In a dynamic contest where it is costly to compete, a player who is behind must decide whether to surrender or to keep fighting in the face of bleak odds. We experimentally examine the game theoretic prediction of last stand behavior in a multi-battle contest with a winning prize and losing penalty, as well as the contrasting prediction of surrendering in the corresponding contest with no penalty. We find varied evidence in support of these hypotheses in the aggregated data, but more conclusive evidence when scrutinizing individual player behavior. Players’ realized strategies tend to conform to one of several “types”. We develop a taxonomy to classify player types and study how these types interact and how their incidence varies across treatments. Contrary to the theoretical prediction, escalation is the predominant behavior, but last stand and surrendering behaviors also arise at rates responsive to the importance of losing penalties.
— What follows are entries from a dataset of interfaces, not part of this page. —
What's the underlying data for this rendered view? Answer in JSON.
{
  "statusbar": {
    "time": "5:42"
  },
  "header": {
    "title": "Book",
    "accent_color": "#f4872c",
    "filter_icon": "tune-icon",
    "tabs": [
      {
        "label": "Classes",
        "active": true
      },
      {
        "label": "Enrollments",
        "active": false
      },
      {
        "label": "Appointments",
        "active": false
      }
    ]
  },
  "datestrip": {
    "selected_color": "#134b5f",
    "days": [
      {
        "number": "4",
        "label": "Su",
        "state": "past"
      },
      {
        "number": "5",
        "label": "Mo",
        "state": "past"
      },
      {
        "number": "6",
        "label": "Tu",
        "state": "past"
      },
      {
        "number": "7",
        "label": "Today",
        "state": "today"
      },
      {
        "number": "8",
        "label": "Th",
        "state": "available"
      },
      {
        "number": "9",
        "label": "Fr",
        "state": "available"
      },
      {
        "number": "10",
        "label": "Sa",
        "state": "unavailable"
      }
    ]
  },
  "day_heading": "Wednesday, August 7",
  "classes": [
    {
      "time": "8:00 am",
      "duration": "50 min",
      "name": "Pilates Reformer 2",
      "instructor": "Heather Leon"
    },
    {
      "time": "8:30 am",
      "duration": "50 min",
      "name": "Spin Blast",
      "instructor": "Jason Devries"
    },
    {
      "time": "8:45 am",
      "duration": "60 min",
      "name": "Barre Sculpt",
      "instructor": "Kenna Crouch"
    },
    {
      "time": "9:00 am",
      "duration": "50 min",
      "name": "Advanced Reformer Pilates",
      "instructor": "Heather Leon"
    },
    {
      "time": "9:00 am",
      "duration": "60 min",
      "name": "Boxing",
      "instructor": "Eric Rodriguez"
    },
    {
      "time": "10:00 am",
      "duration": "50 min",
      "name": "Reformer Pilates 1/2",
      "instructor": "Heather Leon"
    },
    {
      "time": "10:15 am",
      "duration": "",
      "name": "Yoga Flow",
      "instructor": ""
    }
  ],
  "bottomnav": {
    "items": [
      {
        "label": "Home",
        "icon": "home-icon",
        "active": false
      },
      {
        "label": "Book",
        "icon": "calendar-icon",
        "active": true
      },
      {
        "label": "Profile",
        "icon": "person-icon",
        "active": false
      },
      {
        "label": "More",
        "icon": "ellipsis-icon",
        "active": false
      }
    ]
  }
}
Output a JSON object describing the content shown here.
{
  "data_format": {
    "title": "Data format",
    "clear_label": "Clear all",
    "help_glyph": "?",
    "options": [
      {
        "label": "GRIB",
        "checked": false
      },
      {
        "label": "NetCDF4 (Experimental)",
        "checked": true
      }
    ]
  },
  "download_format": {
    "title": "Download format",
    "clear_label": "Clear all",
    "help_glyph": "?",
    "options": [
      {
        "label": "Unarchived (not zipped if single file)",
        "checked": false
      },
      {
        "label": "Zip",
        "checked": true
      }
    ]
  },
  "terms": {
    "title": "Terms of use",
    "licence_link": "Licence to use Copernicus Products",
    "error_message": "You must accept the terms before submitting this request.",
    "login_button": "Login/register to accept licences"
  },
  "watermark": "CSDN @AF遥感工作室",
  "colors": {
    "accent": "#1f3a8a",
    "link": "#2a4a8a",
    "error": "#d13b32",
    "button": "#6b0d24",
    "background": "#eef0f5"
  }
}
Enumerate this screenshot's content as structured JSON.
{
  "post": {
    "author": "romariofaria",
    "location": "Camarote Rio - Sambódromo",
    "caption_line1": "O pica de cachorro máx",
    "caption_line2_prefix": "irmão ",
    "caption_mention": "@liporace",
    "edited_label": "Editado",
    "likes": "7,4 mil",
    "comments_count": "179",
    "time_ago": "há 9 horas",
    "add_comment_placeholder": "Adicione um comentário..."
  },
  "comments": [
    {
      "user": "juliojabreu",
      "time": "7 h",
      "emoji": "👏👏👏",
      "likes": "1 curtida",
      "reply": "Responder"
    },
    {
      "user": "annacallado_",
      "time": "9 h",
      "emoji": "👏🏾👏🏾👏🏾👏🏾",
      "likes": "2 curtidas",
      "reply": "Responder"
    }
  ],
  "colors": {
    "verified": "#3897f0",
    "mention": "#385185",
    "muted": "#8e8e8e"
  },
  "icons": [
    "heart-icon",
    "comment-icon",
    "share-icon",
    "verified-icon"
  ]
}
Gelder, A., & Kovenock, D. (2016). Dynamic behavior and player types in majoritarian multi-battle contests. ESI Working Paper 16-12. Retrieved from http://digitalcommons.chapman.edu/esi_working_papers/190